▶ [Exercise]: Lines with "output": pull these out of the listing below.
##############################
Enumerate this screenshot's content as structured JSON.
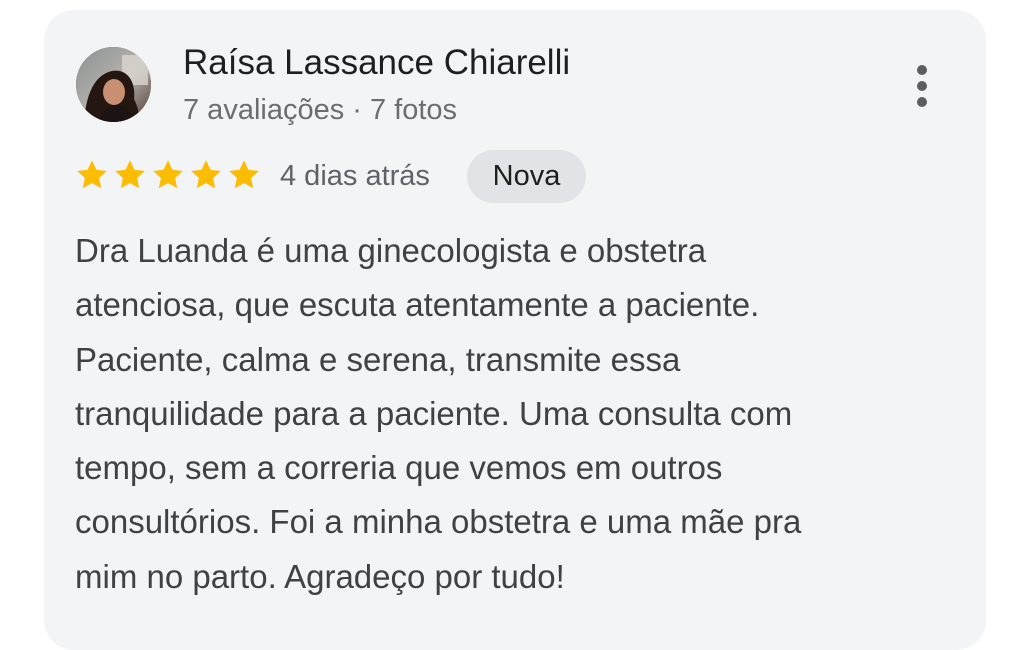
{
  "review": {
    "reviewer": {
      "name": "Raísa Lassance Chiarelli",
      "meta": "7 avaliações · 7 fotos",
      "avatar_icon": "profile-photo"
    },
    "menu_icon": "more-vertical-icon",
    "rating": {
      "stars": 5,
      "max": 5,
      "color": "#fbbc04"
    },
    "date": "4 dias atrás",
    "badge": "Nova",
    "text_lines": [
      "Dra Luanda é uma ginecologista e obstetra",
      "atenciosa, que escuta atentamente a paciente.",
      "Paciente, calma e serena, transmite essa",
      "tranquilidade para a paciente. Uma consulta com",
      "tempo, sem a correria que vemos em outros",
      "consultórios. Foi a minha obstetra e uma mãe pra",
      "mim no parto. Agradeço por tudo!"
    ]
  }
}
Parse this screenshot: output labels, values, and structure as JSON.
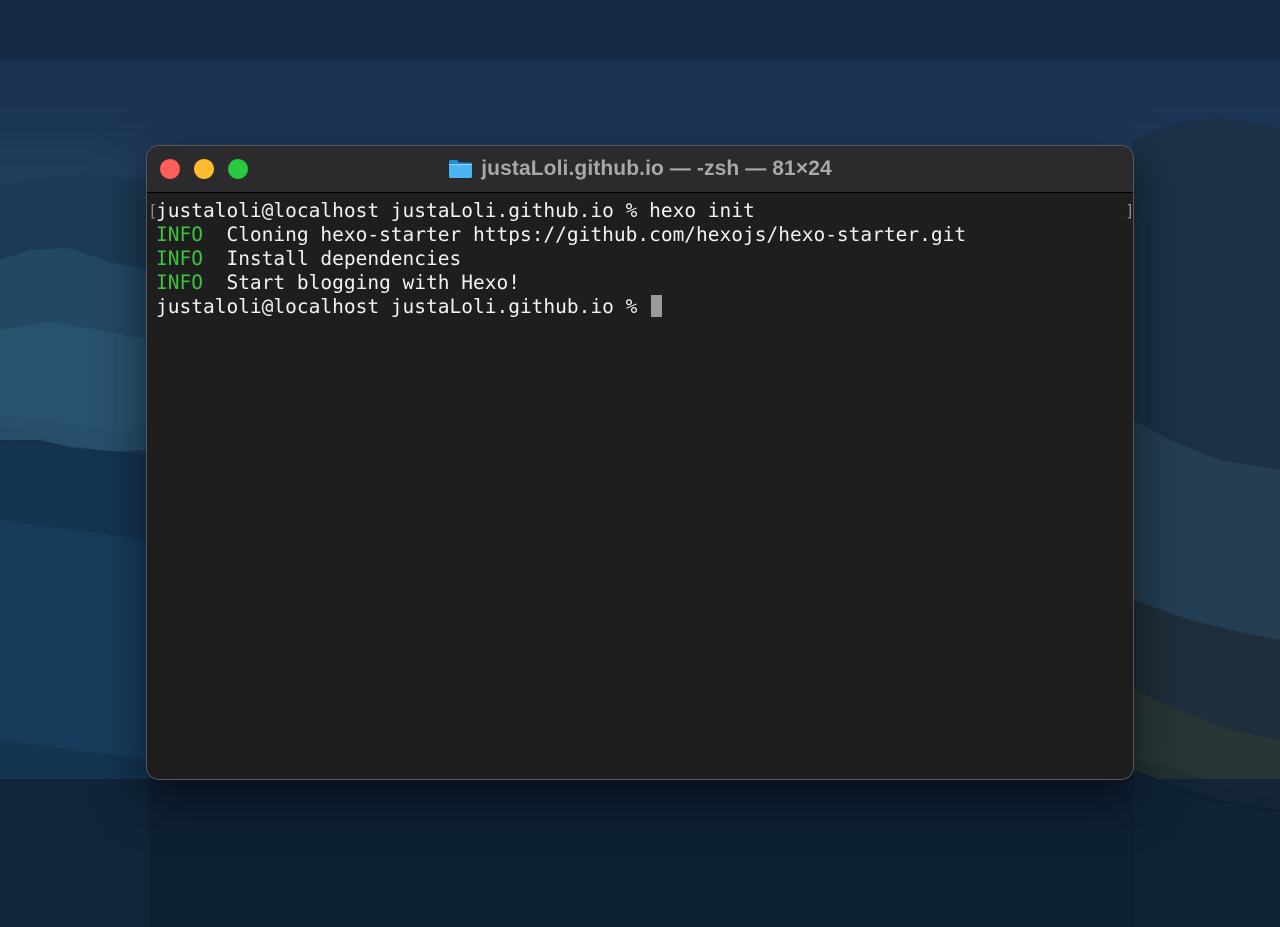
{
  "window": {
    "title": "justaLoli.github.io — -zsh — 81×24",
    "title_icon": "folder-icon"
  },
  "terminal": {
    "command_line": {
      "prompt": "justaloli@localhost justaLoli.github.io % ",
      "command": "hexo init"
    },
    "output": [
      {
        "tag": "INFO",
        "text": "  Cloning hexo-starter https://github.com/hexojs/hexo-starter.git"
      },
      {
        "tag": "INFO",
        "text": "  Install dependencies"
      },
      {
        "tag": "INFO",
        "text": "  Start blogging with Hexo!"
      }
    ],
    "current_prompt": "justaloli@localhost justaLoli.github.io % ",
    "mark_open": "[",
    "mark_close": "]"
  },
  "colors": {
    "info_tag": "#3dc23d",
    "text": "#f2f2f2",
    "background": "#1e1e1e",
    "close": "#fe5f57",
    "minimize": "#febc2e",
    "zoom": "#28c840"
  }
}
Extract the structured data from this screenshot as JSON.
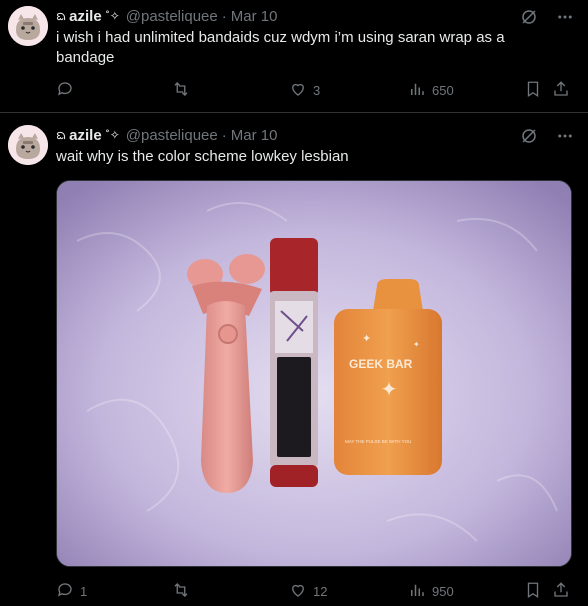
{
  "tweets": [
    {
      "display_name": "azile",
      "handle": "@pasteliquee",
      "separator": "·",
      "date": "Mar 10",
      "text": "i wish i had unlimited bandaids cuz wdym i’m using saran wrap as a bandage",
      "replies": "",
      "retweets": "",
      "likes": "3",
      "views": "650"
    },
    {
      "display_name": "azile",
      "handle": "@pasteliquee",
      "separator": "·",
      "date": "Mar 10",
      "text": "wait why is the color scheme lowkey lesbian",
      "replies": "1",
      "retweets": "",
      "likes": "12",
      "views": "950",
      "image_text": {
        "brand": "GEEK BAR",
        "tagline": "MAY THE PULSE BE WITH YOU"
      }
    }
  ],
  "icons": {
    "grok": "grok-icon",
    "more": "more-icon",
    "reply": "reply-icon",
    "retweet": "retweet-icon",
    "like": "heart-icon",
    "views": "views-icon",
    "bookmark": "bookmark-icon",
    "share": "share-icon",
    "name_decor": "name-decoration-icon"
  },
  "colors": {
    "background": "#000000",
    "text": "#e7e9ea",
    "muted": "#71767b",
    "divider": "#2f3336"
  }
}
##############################
▶ [Exercise result]:
Parse this screenshot: output labels, values, and structure as JSON.
    "output": [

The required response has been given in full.